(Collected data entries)
========

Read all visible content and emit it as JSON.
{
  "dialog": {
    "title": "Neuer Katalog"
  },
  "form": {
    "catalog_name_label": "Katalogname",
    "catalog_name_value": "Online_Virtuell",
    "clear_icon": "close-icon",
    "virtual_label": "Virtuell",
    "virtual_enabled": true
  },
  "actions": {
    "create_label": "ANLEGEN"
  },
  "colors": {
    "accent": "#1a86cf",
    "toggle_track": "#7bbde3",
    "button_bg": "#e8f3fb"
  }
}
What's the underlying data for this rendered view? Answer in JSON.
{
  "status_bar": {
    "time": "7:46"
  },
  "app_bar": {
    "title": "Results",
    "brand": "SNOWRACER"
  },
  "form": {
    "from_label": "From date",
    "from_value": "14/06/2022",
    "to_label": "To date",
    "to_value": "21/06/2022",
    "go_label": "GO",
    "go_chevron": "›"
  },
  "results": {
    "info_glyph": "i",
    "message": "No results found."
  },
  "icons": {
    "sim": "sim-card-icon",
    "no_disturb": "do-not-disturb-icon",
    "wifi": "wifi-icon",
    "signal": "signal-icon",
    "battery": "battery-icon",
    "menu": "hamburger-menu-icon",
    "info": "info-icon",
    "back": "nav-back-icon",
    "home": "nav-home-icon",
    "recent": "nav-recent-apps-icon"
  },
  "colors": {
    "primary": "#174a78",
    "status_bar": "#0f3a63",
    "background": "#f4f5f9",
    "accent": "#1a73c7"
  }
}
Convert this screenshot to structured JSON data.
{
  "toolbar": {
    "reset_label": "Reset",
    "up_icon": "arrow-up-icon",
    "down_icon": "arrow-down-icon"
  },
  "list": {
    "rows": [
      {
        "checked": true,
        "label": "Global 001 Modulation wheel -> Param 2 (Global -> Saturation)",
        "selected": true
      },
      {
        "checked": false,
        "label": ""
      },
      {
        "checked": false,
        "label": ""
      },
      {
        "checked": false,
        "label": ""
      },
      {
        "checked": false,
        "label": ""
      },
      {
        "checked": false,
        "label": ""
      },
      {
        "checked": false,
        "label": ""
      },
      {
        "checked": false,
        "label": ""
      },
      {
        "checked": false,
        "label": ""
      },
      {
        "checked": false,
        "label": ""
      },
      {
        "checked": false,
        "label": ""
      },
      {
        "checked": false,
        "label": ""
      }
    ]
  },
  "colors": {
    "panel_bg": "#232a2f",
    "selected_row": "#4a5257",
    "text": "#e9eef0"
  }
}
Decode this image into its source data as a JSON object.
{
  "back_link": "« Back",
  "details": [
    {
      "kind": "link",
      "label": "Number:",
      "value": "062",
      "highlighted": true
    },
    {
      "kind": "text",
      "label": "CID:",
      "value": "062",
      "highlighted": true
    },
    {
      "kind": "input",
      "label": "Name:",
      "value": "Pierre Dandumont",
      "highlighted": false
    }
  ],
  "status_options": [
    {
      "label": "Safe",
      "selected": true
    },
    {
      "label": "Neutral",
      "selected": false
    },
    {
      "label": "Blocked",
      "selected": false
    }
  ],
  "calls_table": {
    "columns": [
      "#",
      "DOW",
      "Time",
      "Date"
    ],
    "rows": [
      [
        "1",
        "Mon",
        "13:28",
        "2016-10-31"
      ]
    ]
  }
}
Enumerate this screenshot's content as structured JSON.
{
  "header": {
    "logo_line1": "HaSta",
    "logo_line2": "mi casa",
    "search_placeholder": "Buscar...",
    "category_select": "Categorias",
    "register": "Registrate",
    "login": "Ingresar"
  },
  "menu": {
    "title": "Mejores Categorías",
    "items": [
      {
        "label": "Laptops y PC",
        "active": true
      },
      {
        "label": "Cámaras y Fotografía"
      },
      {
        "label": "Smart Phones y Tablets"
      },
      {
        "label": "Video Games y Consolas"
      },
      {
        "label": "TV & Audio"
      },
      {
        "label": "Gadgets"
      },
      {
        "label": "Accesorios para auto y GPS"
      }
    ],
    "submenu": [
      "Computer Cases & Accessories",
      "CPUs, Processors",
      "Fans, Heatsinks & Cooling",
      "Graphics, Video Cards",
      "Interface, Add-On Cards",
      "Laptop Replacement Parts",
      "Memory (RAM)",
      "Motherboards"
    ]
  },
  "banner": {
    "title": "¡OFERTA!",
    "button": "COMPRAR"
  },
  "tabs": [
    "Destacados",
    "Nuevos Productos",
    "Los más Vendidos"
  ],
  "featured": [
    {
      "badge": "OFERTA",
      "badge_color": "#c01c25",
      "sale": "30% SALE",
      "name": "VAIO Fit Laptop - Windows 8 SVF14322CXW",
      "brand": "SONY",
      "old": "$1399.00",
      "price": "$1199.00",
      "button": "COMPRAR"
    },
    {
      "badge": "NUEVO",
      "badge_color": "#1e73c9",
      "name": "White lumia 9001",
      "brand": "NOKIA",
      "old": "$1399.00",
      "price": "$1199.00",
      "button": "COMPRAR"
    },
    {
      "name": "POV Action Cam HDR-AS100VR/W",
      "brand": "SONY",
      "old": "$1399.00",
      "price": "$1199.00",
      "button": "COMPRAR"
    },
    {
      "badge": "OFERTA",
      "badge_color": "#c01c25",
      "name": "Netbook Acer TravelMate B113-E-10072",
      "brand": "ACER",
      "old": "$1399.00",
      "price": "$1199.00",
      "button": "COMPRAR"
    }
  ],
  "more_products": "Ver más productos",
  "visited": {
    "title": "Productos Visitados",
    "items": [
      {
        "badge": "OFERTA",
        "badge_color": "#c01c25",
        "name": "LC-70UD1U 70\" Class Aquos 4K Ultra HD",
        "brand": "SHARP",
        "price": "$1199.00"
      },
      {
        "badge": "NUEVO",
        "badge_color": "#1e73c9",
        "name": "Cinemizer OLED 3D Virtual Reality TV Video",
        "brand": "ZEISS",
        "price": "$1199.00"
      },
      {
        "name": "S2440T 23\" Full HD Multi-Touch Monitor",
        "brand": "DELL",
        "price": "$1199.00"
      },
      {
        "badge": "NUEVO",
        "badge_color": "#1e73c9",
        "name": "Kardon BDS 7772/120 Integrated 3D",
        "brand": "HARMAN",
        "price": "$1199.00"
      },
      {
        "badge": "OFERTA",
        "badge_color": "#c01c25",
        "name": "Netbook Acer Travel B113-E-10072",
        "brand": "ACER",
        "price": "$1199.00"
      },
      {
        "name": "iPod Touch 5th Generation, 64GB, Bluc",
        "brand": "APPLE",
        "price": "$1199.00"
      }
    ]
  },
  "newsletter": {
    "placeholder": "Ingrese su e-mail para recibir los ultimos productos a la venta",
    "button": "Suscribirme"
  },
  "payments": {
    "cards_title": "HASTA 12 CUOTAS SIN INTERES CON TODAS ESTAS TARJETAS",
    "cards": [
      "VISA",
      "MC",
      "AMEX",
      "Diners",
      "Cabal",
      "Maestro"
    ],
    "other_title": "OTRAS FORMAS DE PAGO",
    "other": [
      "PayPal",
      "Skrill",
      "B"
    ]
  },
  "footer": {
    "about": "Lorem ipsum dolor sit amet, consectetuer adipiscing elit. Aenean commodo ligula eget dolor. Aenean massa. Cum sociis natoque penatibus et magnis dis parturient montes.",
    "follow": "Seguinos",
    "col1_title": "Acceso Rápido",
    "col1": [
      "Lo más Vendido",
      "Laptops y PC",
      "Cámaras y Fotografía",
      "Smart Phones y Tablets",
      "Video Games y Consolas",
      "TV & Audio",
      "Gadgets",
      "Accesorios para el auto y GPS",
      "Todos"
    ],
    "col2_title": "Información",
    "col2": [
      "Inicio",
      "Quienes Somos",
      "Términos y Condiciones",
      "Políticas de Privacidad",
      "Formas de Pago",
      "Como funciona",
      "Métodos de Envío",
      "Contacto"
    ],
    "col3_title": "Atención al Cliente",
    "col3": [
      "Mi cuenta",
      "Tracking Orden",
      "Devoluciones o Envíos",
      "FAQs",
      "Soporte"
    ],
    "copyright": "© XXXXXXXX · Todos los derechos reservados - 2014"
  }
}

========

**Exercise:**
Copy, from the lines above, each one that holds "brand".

**Answer for the task:**
    "brand": "SNOWRACER"
      "brand": "SONY",
      "brand": "NOKIA",
      "brand": "SONY",
      "brand": "ACER",
        "brand": "SHARP",
        "brand": "ZEISS",
        "brand": "DELL",
        "brand": "HARMAN",
        "brand": "ACER",
        "brand": "APPLE",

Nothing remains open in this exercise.